"All these are my friends. All these are my friends," said Larry Westbrook, as he looked into the crowd of former residents and employees of the Armed Forces Retirement Home.
It was part homecoming and part family reunion along Anniston Avenue Thursday morning. Many held cameras while others proudly wore military hats. They came to bid a building farewell.
"Well, we're looking forward to it coming down, so we can get one built back up so we can come back down here again," said former resident Dick Chitwood.
Former residents and employees awaited the implosion with somewhat heavy hearts.
"Worked in the resident affairs office for 11 years and loved it. Great atmosphere," said Terry James, "Very many good memories. A whole lot."
Karey Garrett was among the former employees who awaited the tower to come down.
"Enjoyed every day. Loved it. I had to be to work at seven, but I was always there at five thirty every morning," he said.
A siren signaled three minutes. Three minutes until former resident Bill Parker pushes the button to make it happen.
"Kind of a bittersweet, You hate to see it come down, but if it don't come down, the new one can't go up," said Parker.
Then came the countdown: three, two, one!
A series of concussions shook the ground as the 11 story tower began its tumble. In a matter of moments, a cloud of dust, a small mountain of rubble and a stubborn elevator shaft that simply refused to fall was all that remained.
"It's not going to give up the ghost yet," joked one of the veterans in the viewing crowd.
"Yeah, it's bittersweet," said Chitwood, "But we need it coming. We need closure to get back to business."
Cleaning the rubble comes next. Construction on the new retirement home begins the first of next year. The demolition contractor says that stubborn elevator shaft will simply be knocked over with a crane.

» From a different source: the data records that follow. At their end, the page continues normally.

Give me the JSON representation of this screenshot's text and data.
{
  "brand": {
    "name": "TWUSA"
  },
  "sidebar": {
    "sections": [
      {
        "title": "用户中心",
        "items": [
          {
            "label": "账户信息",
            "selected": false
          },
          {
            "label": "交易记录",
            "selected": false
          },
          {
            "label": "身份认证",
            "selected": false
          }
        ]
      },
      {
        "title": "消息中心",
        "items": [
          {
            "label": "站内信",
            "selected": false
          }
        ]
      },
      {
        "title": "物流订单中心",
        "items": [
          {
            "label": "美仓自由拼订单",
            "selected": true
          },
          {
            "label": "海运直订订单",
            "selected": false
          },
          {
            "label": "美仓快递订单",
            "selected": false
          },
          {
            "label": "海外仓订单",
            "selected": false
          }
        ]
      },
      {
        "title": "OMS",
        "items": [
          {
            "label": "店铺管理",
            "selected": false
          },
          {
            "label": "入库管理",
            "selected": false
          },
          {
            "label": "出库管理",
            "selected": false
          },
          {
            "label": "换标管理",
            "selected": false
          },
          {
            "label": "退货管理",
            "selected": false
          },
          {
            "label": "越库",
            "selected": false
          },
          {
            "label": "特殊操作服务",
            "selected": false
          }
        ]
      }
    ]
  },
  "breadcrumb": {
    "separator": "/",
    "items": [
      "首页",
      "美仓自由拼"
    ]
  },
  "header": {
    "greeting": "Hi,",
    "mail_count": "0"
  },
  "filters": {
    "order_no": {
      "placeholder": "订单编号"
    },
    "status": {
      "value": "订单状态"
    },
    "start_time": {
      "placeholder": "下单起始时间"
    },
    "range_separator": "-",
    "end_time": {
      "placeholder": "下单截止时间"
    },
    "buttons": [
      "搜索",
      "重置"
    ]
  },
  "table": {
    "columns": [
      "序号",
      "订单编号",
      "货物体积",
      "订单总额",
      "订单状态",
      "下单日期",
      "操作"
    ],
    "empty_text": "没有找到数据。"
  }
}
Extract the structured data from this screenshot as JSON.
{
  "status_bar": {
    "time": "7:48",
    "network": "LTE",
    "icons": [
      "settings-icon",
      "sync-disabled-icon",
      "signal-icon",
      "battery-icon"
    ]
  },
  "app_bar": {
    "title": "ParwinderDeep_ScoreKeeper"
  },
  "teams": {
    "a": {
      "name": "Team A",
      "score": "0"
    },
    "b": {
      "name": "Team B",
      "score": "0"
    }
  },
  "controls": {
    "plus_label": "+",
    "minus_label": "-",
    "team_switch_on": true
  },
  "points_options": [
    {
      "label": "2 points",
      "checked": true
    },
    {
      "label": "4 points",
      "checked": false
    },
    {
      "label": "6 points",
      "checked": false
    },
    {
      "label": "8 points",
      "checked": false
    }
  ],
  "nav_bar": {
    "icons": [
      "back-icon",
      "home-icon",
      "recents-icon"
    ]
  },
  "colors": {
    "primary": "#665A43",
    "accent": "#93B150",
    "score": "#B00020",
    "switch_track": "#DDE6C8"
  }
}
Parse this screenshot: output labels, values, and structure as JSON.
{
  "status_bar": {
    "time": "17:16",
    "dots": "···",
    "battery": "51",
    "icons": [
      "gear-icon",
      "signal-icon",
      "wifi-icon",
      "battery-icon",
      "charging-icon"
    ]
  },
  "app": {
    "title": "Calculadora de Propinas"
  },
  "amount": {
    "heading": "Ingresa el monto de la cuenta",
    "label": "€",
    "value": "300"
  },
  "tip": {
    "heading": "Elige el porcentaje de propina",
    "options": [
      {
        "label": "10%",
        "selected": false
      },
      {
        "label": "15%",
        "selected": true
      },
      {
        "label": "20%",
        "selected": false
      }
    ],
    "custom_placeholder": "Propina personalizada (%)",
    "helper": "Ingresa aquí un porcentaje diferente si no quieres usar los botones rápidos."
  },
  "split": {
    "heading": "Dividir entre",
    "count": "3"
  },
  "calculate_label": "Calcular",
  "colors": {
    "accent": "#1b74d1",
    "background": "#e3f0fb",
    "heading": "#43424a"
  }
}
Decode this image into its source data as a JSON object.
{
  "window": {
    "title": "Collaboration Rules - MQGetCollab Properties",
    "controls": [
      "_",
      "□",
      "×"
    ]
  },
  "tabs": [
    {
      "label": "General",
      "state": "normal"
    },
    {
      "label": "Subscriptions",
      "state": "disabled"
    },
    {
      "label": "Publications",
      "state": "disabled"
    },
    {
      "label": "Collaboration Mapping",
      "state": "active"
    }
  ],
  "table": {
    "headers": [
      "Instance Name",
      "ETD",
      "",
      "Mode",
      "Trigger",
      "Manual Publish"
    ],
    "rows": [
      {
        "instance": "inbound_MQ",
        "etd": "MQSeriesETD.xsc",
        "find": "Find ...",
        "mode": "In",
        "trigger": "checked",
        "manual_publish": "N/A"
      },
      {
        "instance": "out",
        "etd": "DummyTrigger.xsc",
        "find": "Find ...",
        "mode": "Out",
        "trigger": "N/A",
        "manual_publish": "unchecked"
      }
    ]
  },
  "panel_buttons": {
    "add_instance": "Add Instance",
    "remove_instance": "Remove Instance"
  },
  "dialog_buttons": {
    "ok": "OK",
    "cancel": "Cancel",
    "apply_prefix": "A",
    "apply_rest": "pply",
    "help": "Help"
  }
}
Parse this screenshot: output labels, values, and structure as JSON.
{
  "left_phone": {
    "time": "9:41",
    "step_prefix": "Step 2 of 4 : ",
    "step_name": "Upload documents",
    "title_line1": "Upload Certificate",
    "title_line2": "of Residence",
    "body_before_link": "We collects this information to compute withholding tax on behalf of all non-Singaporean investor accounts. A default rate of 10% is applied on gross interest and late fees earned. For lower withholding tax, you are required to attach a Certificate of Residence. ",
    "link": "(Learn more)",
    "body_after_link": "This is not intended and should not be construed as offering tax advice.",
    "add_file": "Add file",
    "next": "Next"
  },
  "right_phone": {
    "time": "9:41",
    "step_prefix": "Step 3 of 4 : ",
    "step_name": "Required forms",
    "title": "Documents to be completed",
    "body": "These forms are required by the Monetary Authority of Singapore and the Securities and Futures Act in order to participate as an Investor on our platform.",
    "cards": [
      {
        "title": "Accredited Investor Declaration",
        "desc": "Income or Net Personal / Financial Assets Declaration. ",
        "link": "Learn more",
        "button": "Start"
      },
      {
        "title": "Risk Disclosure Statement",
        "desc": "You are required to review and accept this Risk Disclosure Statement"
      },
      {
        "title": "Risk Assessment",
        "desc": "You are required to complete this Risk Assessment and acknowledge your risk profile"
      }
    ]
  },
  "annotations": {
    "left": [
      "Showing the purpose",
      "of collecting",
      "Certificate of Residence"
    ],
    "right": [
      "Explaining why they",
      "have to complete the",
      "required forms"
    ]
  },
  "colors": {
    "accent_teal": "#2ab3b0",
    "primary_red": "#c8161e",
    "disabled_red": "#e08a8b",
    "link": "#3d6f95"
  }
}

Yates construction was awarded the $188,000,000 contract to build the new retirement home. The project is scheduled to be finished by the summer of 2010.